I was all excited and riding on the momentum of the Mormon Militia when I got these little fellas all primed up. And…they sat there on the workstation and stared back at me…all unpainted…all 45+ of them. And my fire fizzled, ugh. But I rallied later in the week and sat in for a few marathon sessions and managed to get all but 10 of them done. Now I remember why I like skirmish armies. But the look of a battlefield full of companies and regiments all awaiting battle is just amazing so I plug on and have a new respect for some of the pictures I see from gaming conventions where the armies have 300-400 miniatures per side.
Really not much different than the Confederates other than the colors which may or may not be 100% historically correct but good enough for me.
Again, no basing yet as I’ve not committed to a set of rules but it looks like I’m leaning to a DBx style sabot that can be mounted up on an Impetus movement tray. This will allow the Natives a little more freedom to move but still keep the formation look of the 1880’s.
Around here we’re trying (not very successfully yet,mind you) at getting back to our weekly winter board game night. This week’s pick is a game called Quarto, published by a French company called Gigamic. A simple game consisting of 16 high quality hardwood shaped pieces and a wooden board.

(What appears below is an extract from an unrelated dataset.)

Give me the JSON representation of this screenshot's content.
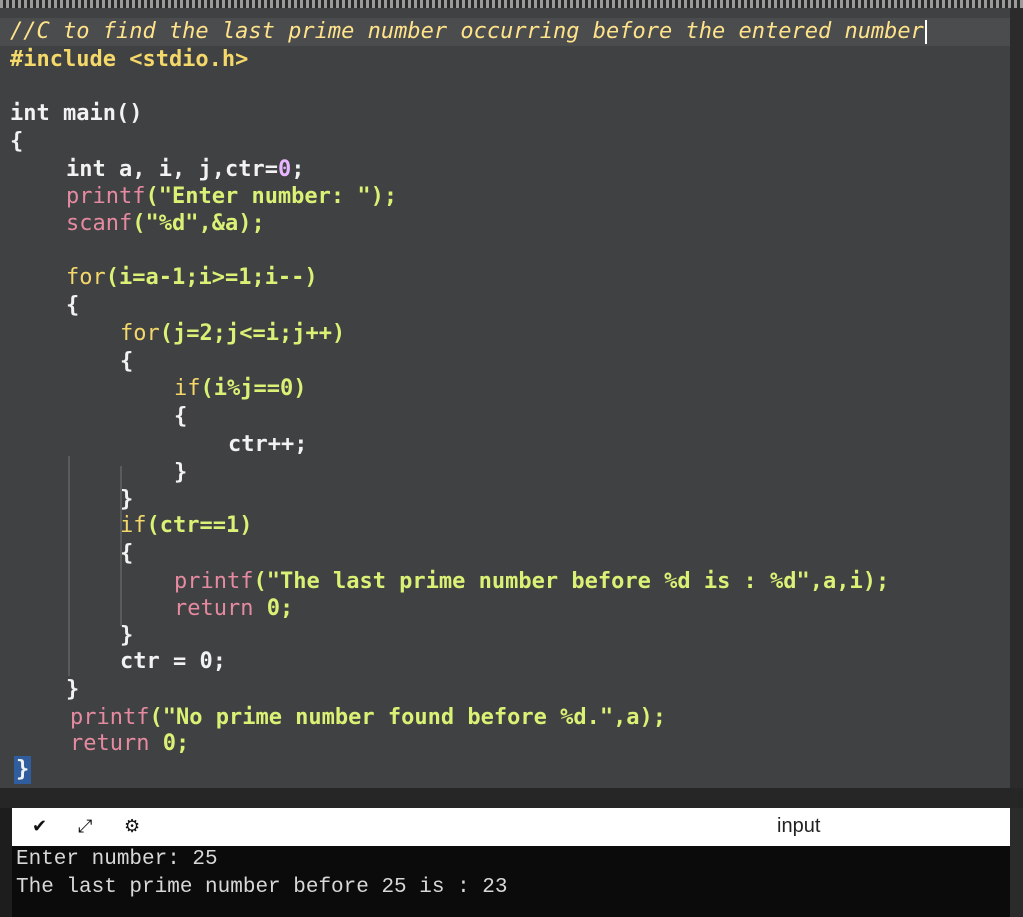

This is one of those “quick to learn – long to master” abstract games that is great for filling in some extra time. The object is really easy: to get four elements, or characteristics, in a row. The elements are tall, short, solid, hollow, square, round, dark and light colored. Seems easy enough but the twist is that your opponent decides which piece you will play.
So in the above picture my daughter has essentially won because any piece I choose for her to play will win by playing it in the center row, second circle down. It will either be solid or hollow giving her the Quarto in a diagonal line. A light colored piece would also win by playing it in the leftmost second circle up. Easy enough, but for a more challenging game you can create a square of common elements as well as the lines giving you 9 extra ways to win.
I love games like this and wonder why we haven’t played it yet. Time, never have time. With winter rolling around again I am hoping we can get back to a schedule that allows it.